Authority told Scotia Recycling limiting who can use facility
Yarmouth County Solid Waste Management Authority member Leland Anthony expressed his frustration with Scotia Recyblables decision to limit who they will accept recyclables from at last Wednesday’s meeting. BELLE HATFIELD PHOTO
By Belle Hatfield
Members of the Yarmouth County Solid Waste Management Authority will meet with principals from the company contracted to provide recyclable processing services for Yarmouth County on Thursday, Feb. 14.
At issue is a decision by Scotia Recycling Ltd., to stop accepting recyclables from anyone except the major garbage haulers. That has left commercial businesses that manage their own recyclables and small companies that handle recyclables for a few business clients, looking for options.
As an interim measure, a recycling depot has been set up at the solid waste park, which the authority operates on the Hardscratch Road. Authority chair Guy Surette told the Vanguard a more permanent solution to the problem is needed.
The decision to bring Scotia Recycling to the table was reached at the conclusion of a meeting of the authority last Wednesday, Feb. 6.
At that meeting, authority member Leland Anthony, who also chairs the Waste Check board, suggested Scotia Recycling is acting in bad faith.
“Scotia Recycling is playing us. They are not making money and they are going to dump this back on us,” he said, adding that he is very concerned that the effect of the decision will be to prompt businesses that are turned away to illegally dispose of their material.

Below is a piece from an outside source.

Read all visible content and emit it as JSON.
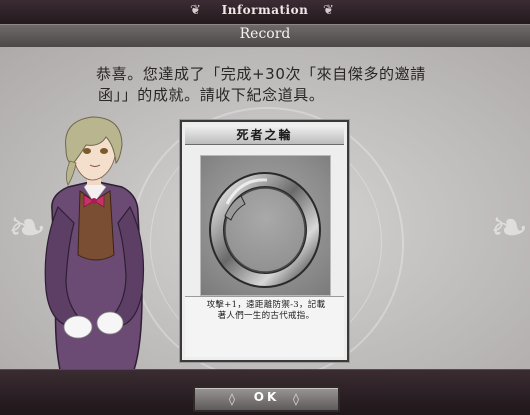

“I run a commercial business. You run a business,” he said, gesturing to Surette. “There’s a lot of back roads and I will dump,” he warned of what might happen if businesses do not have access to the recyclables facility.

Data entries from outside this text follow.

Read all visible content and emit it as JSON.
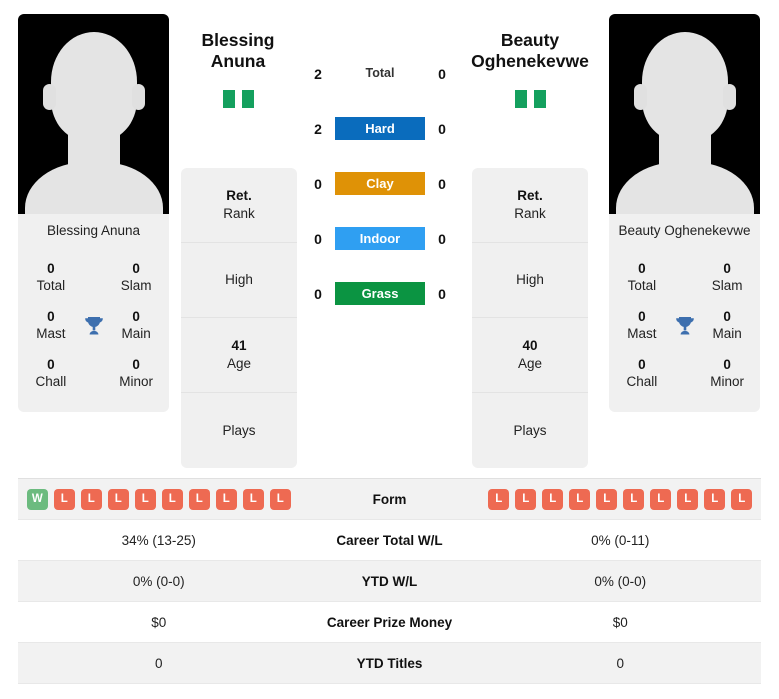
{
  "players": {
    "left": {
      "first_name": "Blessing",
      "last_name": "Anuna",
      "full_name": "Blessing Anuna",
      "flag_name": "nigeria-flag",
      "titles": [
        {
          "value": "0",
          "label": "Total"
        },
        {
          "value": "0",
          "label": "Slam"
        },
        {
          "value": "0",
          "label": "Mast"
        },
        {
          "value": "0",
          "label": "Main"
        },
        {
          "value": "0",
          "label": "Chall"
        },
        {
          "value": "0",
          "label": "Minor"
        }
      ],
      "info": [
        {
          "value": "Ret.",
          "label": "Rank"
        },
        {
          "value": "",
          "label": "High"
        },
        {
          "value": "41",
          "label": "Age"
        },
        {
          "value": "",
          "label": "Plays"
        }
      ],
      "form": [
        "W",
        "L",
        "L",
        "L",
        "L",
        "L",
        "L",
        "L",
        "L",
        "L"
      ]
    },
    "right": {
      "first_name": "Beauty",
      "last_name": "Oghenekevwe",
      "full_name": "Beauty Oghenekevwe",
      "flag_name": "nigeria-flag",
      "titles": [
        {
          "value": "0",
          "label": "Total"
        },
        {
          "value": "0",
          "label": "Slam"
        },
        {
          "value": "0",
          "label": "Mast"
        },
        {
          "value": "0",
          "label": "Main"
        },
        {
          "value": "0",
          "label": "Chall"
        },
        {
          "value": "0",
          "label": "Minor"
        }
      ],
      "info": [
        {
          "value": "Ret.",
          "label": "Rank"
        },
        {
          "value": "",
          "label": "High"
        },
        {
          "value": "40",
          "label": "Age"
        },
        {
          "value": "",
          "label": "Plays"
        }
      ],
      "form": [
        "L",
        "L",
        "L",
        "L",
        "L",
        "L",
        "L",
        "L",
        "L",
        "L"
      ]
    }
  },
  "surfaces": [
    {
      "label": "Total",
      "left": "2",
      "right": "0",
      "color": "transparent",
      "text_color": "#333333"
    },
    {
      "label": "Hard",
      "left": "2",
      "right": "0",
      "color": "#0a6cbd",
      "text_color": "#ffffff"
    },
    {
      "label": "Clay",
      "left": "0",
      "right": "0",
      "color": "#df9206",
      "text_color": "#ffffff"
    },
    {
      "label": "Indoor",
      "left": "0",
      "right": "0",
      "color": "#2f9ff2",
      "text_color": "#ffffff"
    },
    {
      "label": "Grass",
      "left": "0",
      "right": "0",
      "color": "#0b9442",
      "text_color": "#ffffff"
    }
  ],
  "stats_rows": [
    {
      "label": "Form",
      "left": "",
      "right": "",
      "type": "form"
    },
    {
      "label": "Career Total W/L",
      "left": "34% (13-25)",
      "right": "0% (0-11)",
      "type": "text"
    },
    {
      "label": "YTD W/L",
      "left": "0% (0-0)",
      "right": "0% (0-0)",
      "type": "text"
    },
    {
      "label": "Career Prize Money",
      "left": "$0",
      "right": "$0",
      "type": "text"
    },
    {
      "label": "YTD Titles",
      "left": "0",
      "right": "0",
      "type": "text"
    }
  ],
  "colors": {
    "win_badge": "#6cbb7f",
    "loss_badge": "#ee6a52",
    "trophy": "#3d6fae",
    "flag_green": "#14a05e",
    "card_bg": "#f0f0f0"
  }
}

Last week Scotia Recycling's president Dwight Whynot told The Vanguard the issue was quality and that the facility would accept clean, sorted recyclables from anyone.
Prior to the authority entering into an agreement with Scotia Recycling in 2011, the company had provided recyclables processing services for Yarmouth and Digby counties for five years through a contract with Waste Check. Waste Check’s manager, Gus Green gave authority members his perspective.
“We had a long and not particularly harmonious relationship with Scotia … The heart of the conflict was … whenever markets were bad and there wasn’t much money in recyclables, there were always concerns about the very poor quality of our recyclables. When times were good we didn’t hear anything from them,” he said. @bellehatfield